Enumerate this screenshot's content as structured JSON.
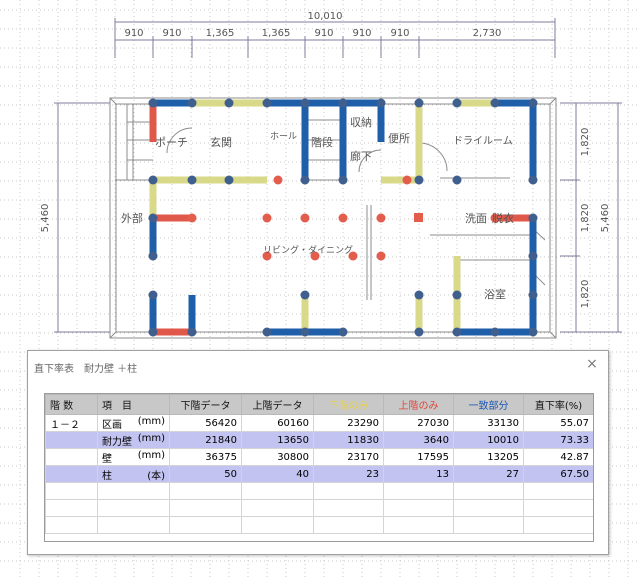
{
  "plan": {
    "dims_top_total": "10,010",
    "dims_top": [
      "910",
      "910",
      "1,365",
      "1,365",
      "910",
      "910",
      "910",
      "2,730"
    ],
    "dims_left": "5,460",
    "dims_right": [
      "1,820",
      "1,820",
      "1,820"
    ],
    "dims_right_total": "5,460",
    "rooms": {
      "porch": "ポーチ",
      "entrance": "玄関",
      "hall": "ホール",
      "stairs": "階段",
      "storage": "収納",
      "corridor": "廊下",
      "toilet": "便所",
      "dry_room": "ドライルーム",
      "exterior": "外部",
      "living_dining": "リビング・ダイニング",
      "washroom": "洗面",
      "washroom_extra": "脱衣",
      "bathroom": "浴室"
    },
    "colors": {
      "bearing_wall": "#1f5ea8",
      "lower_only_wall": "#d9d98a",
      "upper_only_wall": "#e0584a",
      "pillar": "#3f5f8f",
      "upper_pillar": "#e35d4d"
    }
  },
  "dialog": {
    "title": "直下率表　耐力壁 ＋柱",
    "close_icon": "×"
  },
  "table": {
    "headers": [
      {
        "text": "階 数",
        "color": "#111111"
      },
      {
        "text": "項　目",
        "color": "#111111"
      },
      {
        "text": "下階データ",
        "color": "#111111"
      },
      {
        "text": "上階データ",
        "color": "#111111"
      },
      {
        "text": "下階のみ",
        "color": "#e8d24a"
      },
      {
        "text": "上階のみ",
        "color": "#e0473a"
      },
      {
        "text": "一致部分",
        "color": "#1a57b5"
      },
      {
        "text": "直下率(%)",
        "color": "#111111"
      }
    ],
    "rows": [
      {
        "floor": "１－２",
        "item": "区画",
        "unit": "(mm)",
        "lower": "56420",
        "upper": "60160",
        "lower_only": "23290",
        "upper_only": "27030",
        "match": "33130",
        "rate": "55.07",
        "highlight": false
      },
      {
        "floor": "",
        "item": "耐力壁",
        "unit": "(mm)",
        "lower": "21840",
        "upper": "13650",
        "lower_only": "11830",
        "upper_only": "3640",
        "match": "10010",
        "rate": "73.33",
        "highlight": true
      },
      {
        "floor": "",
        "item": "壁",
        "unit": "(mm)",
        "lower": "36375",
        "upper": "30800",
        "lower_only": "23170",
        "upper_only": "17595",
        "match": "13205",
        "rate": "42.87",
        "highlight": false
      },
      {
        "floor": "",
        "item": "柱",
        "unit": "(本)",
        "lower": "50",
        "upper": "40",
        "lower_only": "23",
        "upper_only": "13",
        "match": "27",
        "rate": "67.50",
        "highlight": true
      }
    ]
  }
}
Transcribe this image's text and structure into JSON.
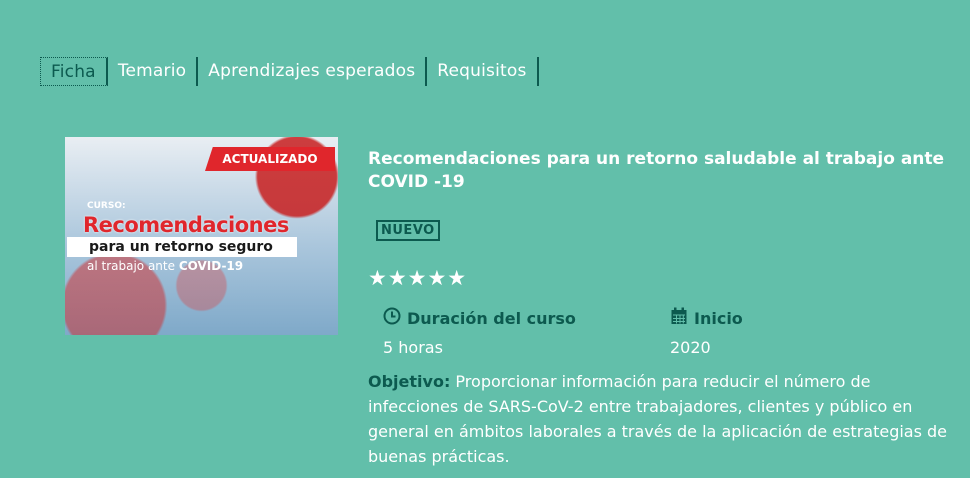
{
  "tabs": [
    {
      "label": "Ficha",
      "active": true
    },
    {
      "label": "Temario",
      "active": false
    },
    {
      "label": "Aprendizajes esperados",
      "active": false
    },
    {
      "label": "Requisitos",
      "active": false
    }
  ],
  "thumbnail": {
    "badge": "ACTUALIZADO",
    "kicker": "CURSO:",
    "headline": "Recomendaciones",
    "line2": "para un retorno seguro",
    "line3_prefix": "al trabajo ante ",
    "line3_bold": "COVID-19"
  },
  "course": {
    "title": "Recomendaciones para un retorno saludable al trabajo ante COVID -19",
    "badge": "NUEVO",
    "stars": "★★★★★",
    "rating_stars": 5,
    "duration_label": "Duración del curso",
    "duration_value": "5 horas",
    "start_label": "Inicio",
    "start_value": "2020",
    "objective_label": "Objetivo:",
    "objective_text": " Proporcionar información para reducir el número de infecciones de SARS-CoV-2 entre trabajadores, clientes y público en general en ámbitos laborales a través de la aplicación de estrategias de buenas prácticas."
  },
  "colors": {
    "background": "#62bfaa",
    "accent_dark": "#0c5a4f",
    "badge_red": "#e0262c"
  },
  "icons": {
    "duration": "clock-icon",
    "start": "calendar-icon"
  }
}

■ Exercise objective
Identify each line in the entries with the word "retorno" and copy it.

■ Result for this exercise
    "line2": "para un retorno seguro",
    "title": "Recomendaciones para un retorno saludable al trabajo ante COVID -19",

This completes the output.